Australian Police Continue to Hunt 'Innocence of Muslims' Protest Leaders
SYDNEY - Australian police have charged six men over a protest against the film, Innocence of Muslims, that turned violent in Sydney on Saturday.
Two police and 17 others were injured in the ad hoc protest which grew to between 300 and 400 people, and started at Sydney Town Hall then marched on the U.S. consulate, about a kilometre away before clashes with 200 police spread throughout the city’s central business district and Hyde Park.
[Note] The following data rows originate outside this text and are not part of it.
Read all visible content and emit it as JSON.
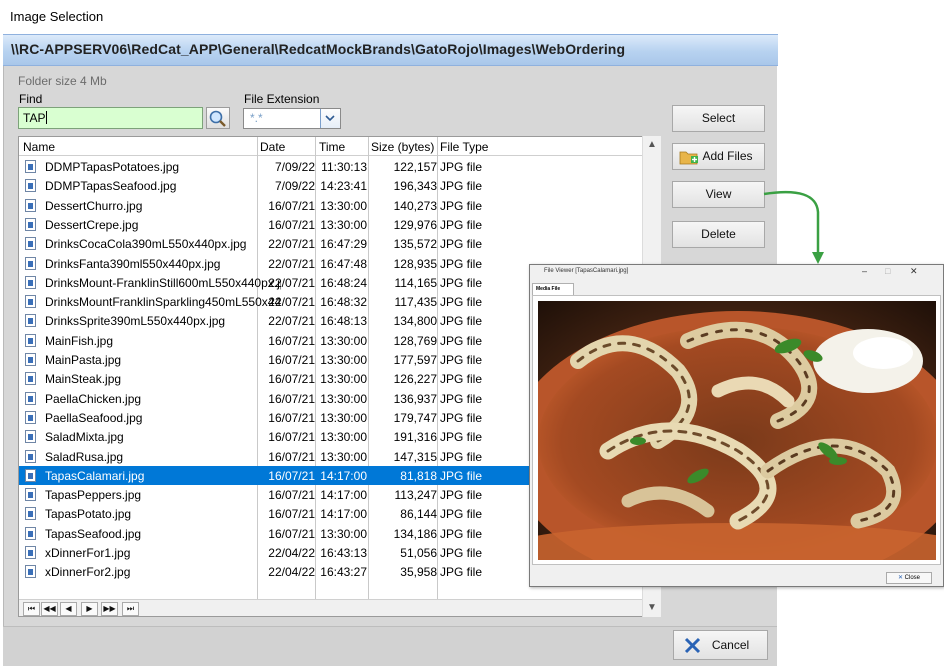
{
  "window": {
    "title": "Image Selection",
    "path": "\\\\RC-APPSERV06\\RedCat_APP\\General\\RedcatMockBrands\\GatoRojo\\Images\\WebOrdering",
    "folder_size": "Folder size 4 Mb"
  },
  "find": {
    "label": "Find",
    "value": "TAP"
  },
  "extension": {
    "label": "File Extension",
    "value": "*.*"
  },
  "buttons": {
    "select": "Select",
    "add_files": "Add Files",
    "view": "View",
    "delete": "Delete",
    "cancel": "Cancel"
  },
  "table": {
    "headers": {
      "name": "Name",
      "date": "Date",
      "time": "Time",
      "size": "Size (bytes)",
      "type": "File Type"
    },
    "rows": [
      {
        "name": "DDMPTapasPotatoes.jpg",
        "date": "7/09/22",
        "time": "11:30:13",
        "size": "122,157",
        "type": "JPG file"
      },
      {
        "name": "DDMPTapasSeafood.jpg",
        "date": "7/09/22",
        "time": "14:23:41",
        "size": "196,343",
        "type": "JPG file"
      },
      {
        "name": "DessertChurro.jpg",
        "date": "16/07/21",
        "time": "13:30:00",
        "size": "140,273",
        "type": "JPG file"
      },
      {
        "name": "DessertCrepe.jpg",
        "date": "16/07/21",
        "time": "13:30:00",
        "size": "129,976",
        "type": "JPG file"
      },
      {
        "name": "DrinksCocaCola390mL550x440px.jpg",
        "date": "22/07/21",
        "time": "16:47:29",
        "size": "135,572",
        "type": "JPG file"
      },
      {
        "name": "DrinksFanta390ml550x440px.jpg",
        "date": "22/07/21",
        "time": "16:47:48",
        "size": "128,935",
        "type": "JPG file"
      },
      {
        "name": "DrinksMount-FranklinStill600mL550x440px.jpg",
        "date": "22/07/21",
        "time": "16:48:24",
        "size": "114,165",
        "type": "JPG file"
      },
      {
        "name": "DrinksMountFranklinSparkling450mL550x440px.jpg",
        "date": "22/07/21",
        "time": "16:48:32",
        "size": "117,435",
        "type": "JPG file"
      },
      {
        "name": "DrinksSprite390mL550x440px.jpg",
        "date": "22/07/21",
        "time": "16:48:13",
        "size": "134,800",
        "type": "JPG file"
      },
      {
        "name": "MainFish.jpg",
        "date": "16/07/21",
        "time": "13:30:00",
        "size": "128,769",
        "type": "JPG file"
      },
      {
        "name": "MainPasta.jpg",
        "date": "16/07/21",
        "time": "13:30:00",
        "size": "177,597",
        "type": "JPG file"
      },
      {
        "name": "MainSteak.jpg",
        "date": "16/07/21",
        "time": "13:30:00",
        "size": "126,227",
        "type": "JPG file"
      },
      {
        "name": "PaellaChicken.jpg",
        "date": "16/07/21",
        "time": "13:30:00",
        "size": "136,937",
        "type": "JPG file"
      },
      {
        "name": "PaellaSeafood.jpg",
        "date": "16/07/21",
        "time": "13:30:00",
        "size": "179,747",
        "type": "JPG file"
      },
      {
        "name": "SaladMixta.jpg",
        "date": "16/07/21",
        "time": "13:30:00",
        "size": "191,316",
        "type": "JPG file"
      },
      {
        "name": "SaladRusa.jpg",
        "date": "16/07/21",
        "time": "13:30:00",
        "size": "147,315",
        "type": "JPG file"
      },
      {
        "name": "TapasCalamari.jpg",
        "date": "16/07/21",
        "time": "14:17:00",
        "size": "81,818",
        "type": "JPG file",
        "selected": true
      },
      {
        "name": "TapasPeppers.jpg",
        "date": "16/07/21",
        "time": "14:17:00",
        "size": "113,247",
        "type": "JPG file"
      },
      {
        "name": "TapasPotato.jpg",
        "date": "16/07/21",
        "time": "14:17:00",
        "size": "86,144",
        "type": "JPG file"
      },
      {
        "name": "TapasSeafood.jpg",
        "date": "16/07/21",
        "time": "13:30:00",
        "size": "134,186",
        "type": "JPG file"
      },
      {
        "name": "xDinnerFor1.jpg",
        "date": "22/04/22",
        "time": "16:43:13",
        "size": "51,056",
        "type": "JPG file"
      },
      {
        "name": "xDinnerFor2.jpg",
        "date": "22/04/22",
        "time": "16:43:27",
        "size": "35,958",
        "type": "JPG file"
      }
    ]
  },
  "pager": [
    "⏮",
    "◀◀",
    "◀",
    "▶",
    "▶▶",
    "⏭"
  ],
  "viewer": {
    "title": "File Viewer [TapasCalamari.jpg]",
    "tab": "Media File",
    "close_label": "Close",
    "controls": [
      "–",
      "□",
      "✕"
    ]
  },
  "colors": {
    "selection": "#0078d7",
    "arrow": "#3aa043",
    "find_bg": "#d9ffd1"
  }
}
CCTV footage is being viewed to find other ringleaders.
Women, children and families were part of the protest, which was organized via text message and social media, with one young boy among a number of protestors photographed holding banners which read “Behead those who insult Islam.”
Questioned about those signs one unnamed protestor told ABC Television “ It wasn’t for the police commissioner, it was for the individual who made the movie.”
The text messages which reportedly called people to rally against the film, which has fuelled violence throughout Muslim communities in the Middle East and Africa, read "we must act now" to "defend the Prophet's honour."
The Sydney Morning Herald reported Monday that angry Muslim community members had tipped off the police to the rally.
NSW Police commissioner Andrew Scipione said: "Many of them were sent to us by people within the community who were outraged by what they were receiving on their SMS system or on their Facebook page and so they brought them to our attention.”
Muslim community leaders denounced the protest on Sunday.
Samir Dandan of the Lebanese Muslim Association said the violent scenes were “outside the normal behaviour of any Muslim.”
Youth leader Kurnada Sevit of the Forum on Australian Islamic Relations said the rally was “disorganized, uncontrolled and a free for all,” which was why he decided not to attend.
Australian Foreign Minister Bob Carr said Monday the violence in the protest was the work of a “lunatic fringe.”
"It's a more nuanced story and we've got to think about the hurt and the pain of Australian Muslims, loyal Australians, when they saw that stupid and dangerous and repugnant lunatic fringe - 100 of them, a mere 100 of them - on Saturday night's TV," Senator Carr told ABC radio.
United States Ambassador in Australia, Jeffrey Bleich, thanked police for protecting the embassy on Saturday and said it was "business as usual" today.
He would not say if security had been beefed up for him or his staff in the wake of the international violence, sparked by the online video.
"I was particularly heartened by the overwhelming outpouring of support that came for America in the aftermath," he told reporters here.